Reading not in decline; its moving toward e-books
With the ease of electronic downloading, Burke Middle School eighth-grader Jahsai Fisher says he can read more than 100 books a year.
School e-book catalogs
Tri-county school district e-book catalogs for student reading and research:
Charleston County: About 14,000 titles.
Dorchester 2: About 600 titles.
Dorchester 4: Nine titles
Berkeley County: Did not provide numbers.
Highlights of the Pew Research Center’s Internet & American Life Project on reading:
High-schoolers in their late teens (ages 16-17) and college-age young adults (ages 18-24) are especially likely to have read a book or used the library in the past 12 months.
60 percent of Americans under age 30 used the library in the past year. Some 46 percent used the library for research, 38 percent borrowed books (print books, audiobooks or e-books), and 23 percent borrowed newspapers, magazines or journals.
And his reading list isn’t fluff: “The Art of War” and “Where the Red Fern Grows” are two classics currently listed on his iPad.
“It’s a lot easier to concentrate,” Fisher said Tuesday in the Burke library, pointing to the benefits of a mobile library.
Fisher’s route to reading is becoming the rule rather than the exception. A newly released study from the Pew Research Center indicates book reading is not an endangered branch of the “Three R’s,” as pessimists might say.
Instead, it is joining the global shift toward greater and more expanded use through electronic access.
Among the Pew findings: While more than eight in 10 Americans slightly older than Fisher — the 16- to 29-year-old demographic — reported reading a book in the past year, electronic methods to accessing those stories are increasingly popular.
For example, of those who read electronically, most were more likely to use a cell phone or a computer (a combined 96 percent).
The findings, meant to show how people read and the role of libraries in their lives, come from a survey of 2,986 Americans age 16 and older who were interviewed last year.
But locally, Charleston area educators say the results vindicate the growing shift toward more e-access for all students at all reading levels, to help them explore fiction, non-fiction and other databases.
“We have seen a whole shift in research,” Connie Dopierala, media services administrator for the Charleston County School District, said of the district’s growth and proven worth of e-services.
Based on the access tracking Dopierala does to follow student habits, she’s seen an 80 percent rise in the district’s e-use functions on weekends, holidays and after school — hours when traditionally most students are gone from the classroom. “It’s anytime, anywhere learning,” a key benefit of e-reading, she said.
Charleston isn’t alone in promoting e-books, but it is by far the most advanced district locally, spending more than $500,000 on digital resources in the past few years. The district has more 14,000 digital content titles available for students to download, Dopierala said.
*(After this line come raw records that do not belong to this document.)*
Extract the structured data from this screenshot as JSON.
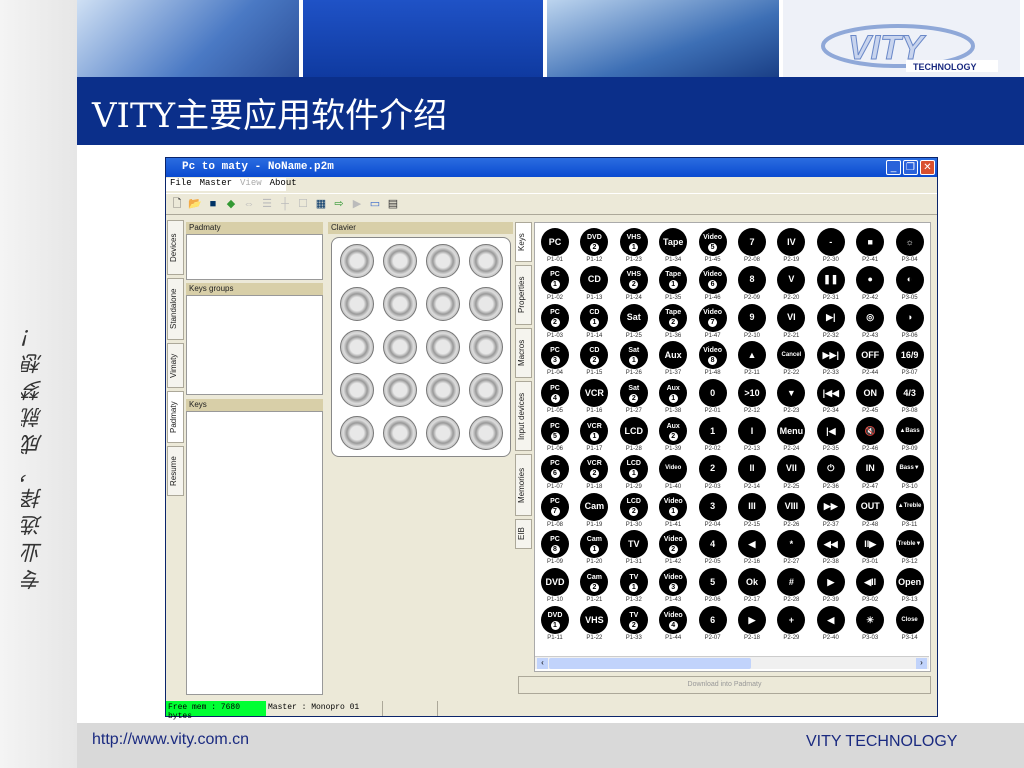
{
  "slide": {
    "title": "VITY主要应用软件介绍",
    "slogan": "专业选择，成就梦想！",
    "url": "http://www.vity.com.cn",
    "brand": "VITY TECHNOLOGY",
    "logo": "VITY TECHNOLOGY"
  },
  "window": {
    "title": "Pc to maty - NoName.p2m",
    "menu": [
      "File",
      "Master",
      "View",
      "About"
    ],
    "left_tabs": [
      "Devices",
      "Standalone",
      "Vimaty",
      "Padmaty",
      "Resume"
    ],
    "panels": {
      "padmaty": "Padmaty",
      "keys_groups": "Keys groups",
      "keys": "Keys",
      "clavier": "Clavier"
    },
    "right_tabs": [
      "Keys",
      "Properties",
      "Macros",
      "Input devices",
      "Memories",
      "EIB"
    ],
    "download": "Download into Padmaty",
    "status": {
      "free_mem": "Free mem : 7680 bytes",
      "master": "Master : Monopro 01"
    }
  },
  "keys": [
    [
      [
        "PC",
        "",
        "P1-01"
      ],
      [
        "PC",
        "1",
        "P1-02"
      ],
      [
        "PC",
        "2",
        "P1-03"
      ],
      [
        "PC",
        "3",
        "P1-04"
      ],
      [
        "PC",
        "4",
        "P1-05"
      ],
      [
        "PC",
        "5",
        "P1-06"
      ],
      [
        "PC",
        "6",
        "P1-07"
      ],
      [
        "PC",
        "7",
        "P1-08"
      ],
      [
        "PC",
        "8",
        "P1-09"
      ],
      [
        "DVD",
        "",
        "P1-10"
      ],
      [
        "DVD",
        "1",
        "P1-11"
      ]
    ],
    [
      [
        "DVD",
        "2",
        "P1-12"
      ],
      [
        "CD",
        "",
        "P1-13"
      ],
      [
        "CD",
        "1",
        "P1-14"
      ],
      [
        "CD",
        "2",
        "P1-15"
      ],
      [
        "VCR",
        "",
        "P1-16"
      ],
      [
        "VCR",
        "1",
        "P1-17"
      ],
      [
        "VCR",
        "2",
        "P1-18"
      ],
      [
        "Cam",
        "",
        "P1-19"
      ],
      [
        "Cam",
        "1",
        "P1-20"
      ],
      [
        "Cam",
        "2",
        "P1-21"
      ],
      [
        "VHS",
        "",
        "P1-22"
      ]
    ],
    [
      [
        "VHS",
        "1",
        "P1-23"
      ],
      [
        "VHS",
        "2",
        "P1-24"
      ],
      [
        "Sat",
        "",
        "P1-25"
      ],
      [
        "Sat",
        "1",
        "P1-26"
      ],
      [
        "Sat",
        "2",
        "P1-27"
      ],
      [
        "LCD",
        "",
        "P1-28"
      ],
      [
        "LCD",
        "1",
        "P1-29"
      ],
      [
        "LCD",
        "2",
        "P1-30"
      ],
      [
        "TV",
        "",
        "P1-31"
      ],
      [
        "TV",
        "1",
        "P1-32"
      ],
      [
        "TV",
        "2",
        "P1-33"
      ]
    ],
    [
      [
        "Tape",
        "",
        "P1-34"
      ],
      [
        "Tape",
        "1",
        "P1-35"
      ],
      [
        "Tape",
        "2",
        "P1-36"
      ],
      [
        "Aux",
        "",
        "P1-37"
      ],
      [
        "Aux",
        "1",
        "P1-38"
      ],
      [
        "Aux",
        "2",
        "P1-39"
      ],
      [
        "Video",
        "",
        "P1-40"
      ],
      [
        "Video",
        "1",
        "P1-41"
      ],
      [
        "Video",
        "2",
        "P1-42"
      ],
      [
        "Video",
        "3",
        "P1-43"
      ],
      [
        "Video",
        "4",
        "P1-44"
      ]
    ],
    [
      [
        "Video",
        "5",
        "P1-45"
      ],
      [
        "Video",
        "6",
        "P1-46"
      ],
      [
        "Video",
        "7",
        "P1-47"
      ],
      [
        "Video",
        "8",
        "P1-48"
      ],
      [
        "0",
        "",
        "P2-01"
      ],
      [
        "1",
        "",
        "P2-02"
      ],
      [
        "2",
        "",
        "P2-03"
      ],
      [
        "3",
        "",
        "P2-04"
      ],
      [
        "4",
        "",
        "P2-05"
      ],
      [
        "5",
        "",
        "P2-06"
      ],
      [
        "6",
        "",
        "P2-07"
      ]
    ],
    [
      [
        "7",
        "",
        "P2-08"
      ],
      [
        "8",
        "",
        "P2-09"
      ],
      [
        "9",
        "",
        "P2-10"
      ],
      [
        "▲",
        "",
        "P2-11"
      ],
      [
        ">10",
        "",
        "P2-12"
      ],
      [
        "I",
        "",
        "P2-13"
      ],
      [
        "II",
        "",
        "P2-14"
      ],
      [
        "III",
        "",
        "P2-15"
      ],
      [
        "◀",
        "",
        "P2-16"
      ],
      [
        "Ok",
        "",
        "P2-17"
      ],
      [
        "▶",
        "",
        "P2-18"
      ]
    ],
    [
      [
        "IV",
        "",
        "P2-19"
      ],
      [
        "V",
        "",
        "P2-20"
      ],
      [
        "VI",
        "",
        "P2-21"
      ],
      [
        "Cancel",
        "",
        "P2-22"
      ],
      [
        "▼",
        "",
        "P2-23"
      ],
      [
        "Menu",
        "",
        "P2-24"
      ],
      [
        "VII",
        "",
        "P2-25"
      ],
      [
        "VIII",
        "",
        "P2-26"
      ],
      [
        "*",
        "",
        "P2-27"
      ],
      [
        "#",
        "",
        "P2-28"
      ],
      [
        "+",
        "",
        "P2-29"
      ]
    ],
    [
      [
        "-",
        "",
        "P2-30"
      ],
      [
        "❚❚",
        "",
        "P2-31"
      ],
      [
        "▶|",
        "",
        "P2-32"
      ],
      [
        "▶▶|",
        "",
        "P2-33"
      ],
      [
        "|◀◀",
        "",
        "P2-34"
      ],
      [
        "|◀",
        "",
        "P2-35"
      ],
      [
        "⏻",
        "",
        "P2-36"
      ],
      [
        "▶▶",
        "",
        "P2-37"
      ],
      [
        "◀◀",
        "",
        "P2-38"
      ],
      [
        "▶",
        "",
        "P2-39"
      ],
      [
        "◀",
        "",
        "P2-40"
      ]
    ],
    [
      [
        "■",
        "",
        "P2-41"
      ],
      [
        "●",
        "",
        "P2-42"
      ],
      [
        "◎",
        "",
        "P2-43"
      ],
      [
        "OFF",
        "",
        "P2-44"
      ],
      [
        "ON",
        "",
        "P2-45"
      ],
      [
        "🔇",
        "",
        "P2-46"
      ],
      [
        "IN",
        "",
        "P2-47"
      ],
      [
        "OUT",
        "",
        "P2-48"
      ],
      [
        "II▶",
        "",
        "P3-01"
      ],
      [
        "◀II",
        "",
        "P3-02"
      ],
      [
        "☀",
        "",
        "P3-03"
      ]
    ],
    [
      [
        "☼",
        "",
        "P3-04"
      ],
      [
        "◐",
        "",
        "P3-05"
      ],
      [
        "◑",
        "",
        "P3-06"
      ],
      [
        "16/9",
        "",
        "P3-07"
      ],
      [
        "4/3",
        "",
        "P3-08"
      ],
      [
        "▲Bass",
        "",
        "P3-09"
      ],
      [
        "Bass▼",
        "",
        "P3-10"
      ],
      [
        "▲Treble",
        "",
        "P3-11"
      ],
      [
        "Treble▼",
        "",
        "P3-12"
      ],
      [
        "Open",
        "",
        "P3-13"
      ],
      [
        "Close",
        "",
        "P3-14"
      ]
    ]
  ],
  "colors": {
    "title_bar": "#0b2f8a",
    "free_mem_bg": "#00ff33"
  }
}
Elsewhere, Dorchester District 2 reported about 600 online library titles available for its students with the “Hunger Games” story among its most popular student downloads.
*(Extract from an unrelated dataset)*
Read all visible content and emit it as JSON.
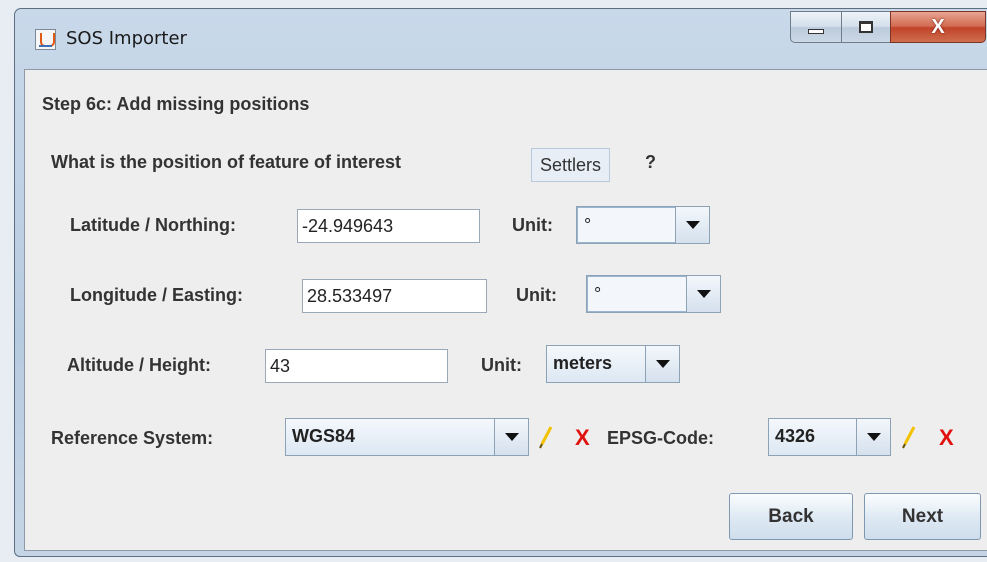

“Movies definitely push our titles,” said Shelly Bostwick, curriculum technology facilitator for the district.
Dorchester District 4 has an e-book program, but it is in its infancy, with nine titles available, said Director of Technology Elixzina Goodwin.
The Berkeley County School District did not provide a count Tuesday of how large its catalog is, but spokeswoman Susan Haire said e-books have become popular enough that student-started e-book reading clubs have sprouted up.
Outside of school access, the study also found that many young readers don’t know they can borrow an e-book from a library, while a majority said they wish they had access via pre-loaded e-readers.
Rodger Smith, manager of library collections at the Charleston County Library, said there are about 4,000 titles in the e-book collection and about 15 percent of the focus goes for young adult or juvenile reads.
Some of the problems associated with not getting more juvenile-themed copies, he said, is that publishers don’t like to deal with libraries on e-copies of their popular stories or best-sellers.
Also, many lower-age story books are heavy with graphics and illustrations that cannot be easily seen on something as small as a phone screen.
While the Pew group was looking at the current trend, some students already are way ahead in their use of e-technology, saying it doesn’t take a survey to show how tuned in young people are.
Elizabeth Burdette, a junior at the College of Charleston, has her tablet fully loaded with books she reads for fun (some of which are free downloads), and some of the textbooks she needs for school.
For her, it’s all about the simplicity that e-technology is bringing.
“I’m not stuck carrying around a lot,” she said.